For starters, the 2011 Quest is powered by Nissan’s ubiquitous 3.5-liter V6 engine, which produces 253 horsepower and 236 pound-feet of torque. Mated to a Nissan’s Xtronic continuously variable transmission (CVT), the Quest’s powertrain is part of Nissan’s award-winning VQ engine series and it promises responsive performance and smoothness. The new Quest is a welcome addition to the current lineup, Boston Nissan Dealers say.
Of course, performance will only get you so far in the minivan segment. That’s why the Quest is equipped with a wide range of innovative features that ensure this minivan can handle just about anything a growing family can throw at it. This includes power sliding side doors, a power rear liftgate, quick release fold-flat 2nd and 3rd row seats, flexible space behind the 3rd row seat, and even a theater-style interior layout with raised 2nd and 3rd rows which provides occupants with excellent visibility. Versatility is the hallmark of minivans, Connecticut Car Dealers say.
“Little things, whether an extra mirror, a lower entry height or just the smell of clean air can make a difference in everyday vehicle use – how you feel when you’re driving and how you feel when you arrive,” said Al Castignetti, vice president and general manager, Nissan Division, Nissan North America, Inc. “Our engineers have thought of nearly everything a parent may need in a minivan, including fun.”
Many car buyers put safety first when it comes to buying a new minivan. That’s why Nissan engineers also equipped the all-new Quest with the latest safety innovations. These include the Quest’s standard Tire Pressure Monitoring System (TPMS) with a segment-first application of Nissan’s Easy Fill Tire Alert. When filling the tires with air, the hazard lamps flash to let you know the system is working. When the correct pressure is reached, Quest will give a friendly beep of the horn. Other safety features include Nissan’s “Safety Shield” concept, which comprises a Blind Spot Warning (BSW) system, Vehicle Dynamic Control (VDC), a Traction Control System (TCS), and the Nissan Advanced Air Bag System (AABS) – all of which are standard equipment. While the minivan started out as basic family transportation, modern features and technology have made them more desirable on the pre-owned market, according to Maryland Used Cars

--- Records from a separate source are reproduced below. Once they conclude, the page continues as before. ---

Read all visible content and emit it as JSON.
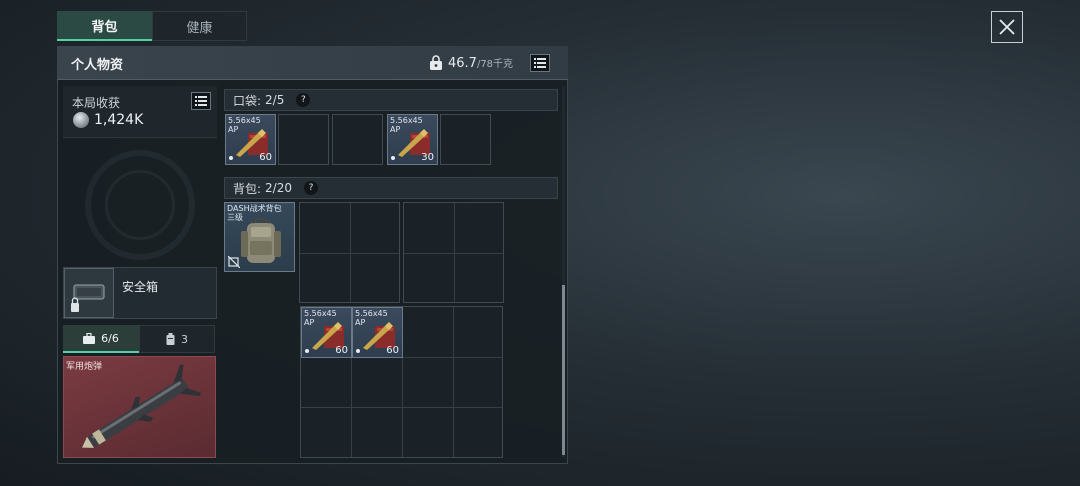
{
  "tabs": [
    {
      "label": "背包",
      "active": true
    },
    {
      "label": "健康",
      "active": false
    }
  ],
  "panel": {
    "title": "个人物资",
    "weight_current": "46.7",
    "weight_max": "/78千克"
  },
  "earnings": {
    "label": "本局收获",
    "value": "1,424K"
  },
  "safe_box": {
    "label": "安全箱"
  },
  "stat_tabs": [
    {
      "value": "6/6",
      "icon": "briefcase-icon"
    },
    {
      "value": "3",
      "icon": "canister-icon"
    }
  ],
  "red_item": {
    "label": "军用炮弹"
  },
  "pocket": {
    "label": "口袋:",
    "count": "2/5",
    "help": "?"
  },
  "backpack": {
    "label": "背包:",
    "count": "2/20",
    "help": "?",
    "item_name": "DASH战术背包\n三级"
  },
  "ammo": [
    {
      "name": "5.56x45\nAP",
      "count": "60"
    },
    {
      "name": "5.56x45\nAP",
      "count": "30"
    },
    {
      "name": "5.56x45\nAP",
      "count": "60"
    },
    {
      "name": "5.56x45\nAP",
      "count": "60"
    }
  ],
  "colors": {
    "accent": "#54d1a3",
    "item_blue": "#3a4a5c",
    "item_red": "#7a3b41"
  }
}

“With the introduction of the new 2011 Quest, Nissan offers a new paradigm in family mobility –an innovative fusion of sophistication, security and functionality that helps celebrate family life,” said Castignetti.
For a base price of $27,750, the 2011 Nissan Quest stacks up wellm against the competition. Thanks to its distinctive style, dynamic performance, robust safety features, and innovative functionality, the Quest is well equipped to give the Sienna and the Odyssey a run for their money.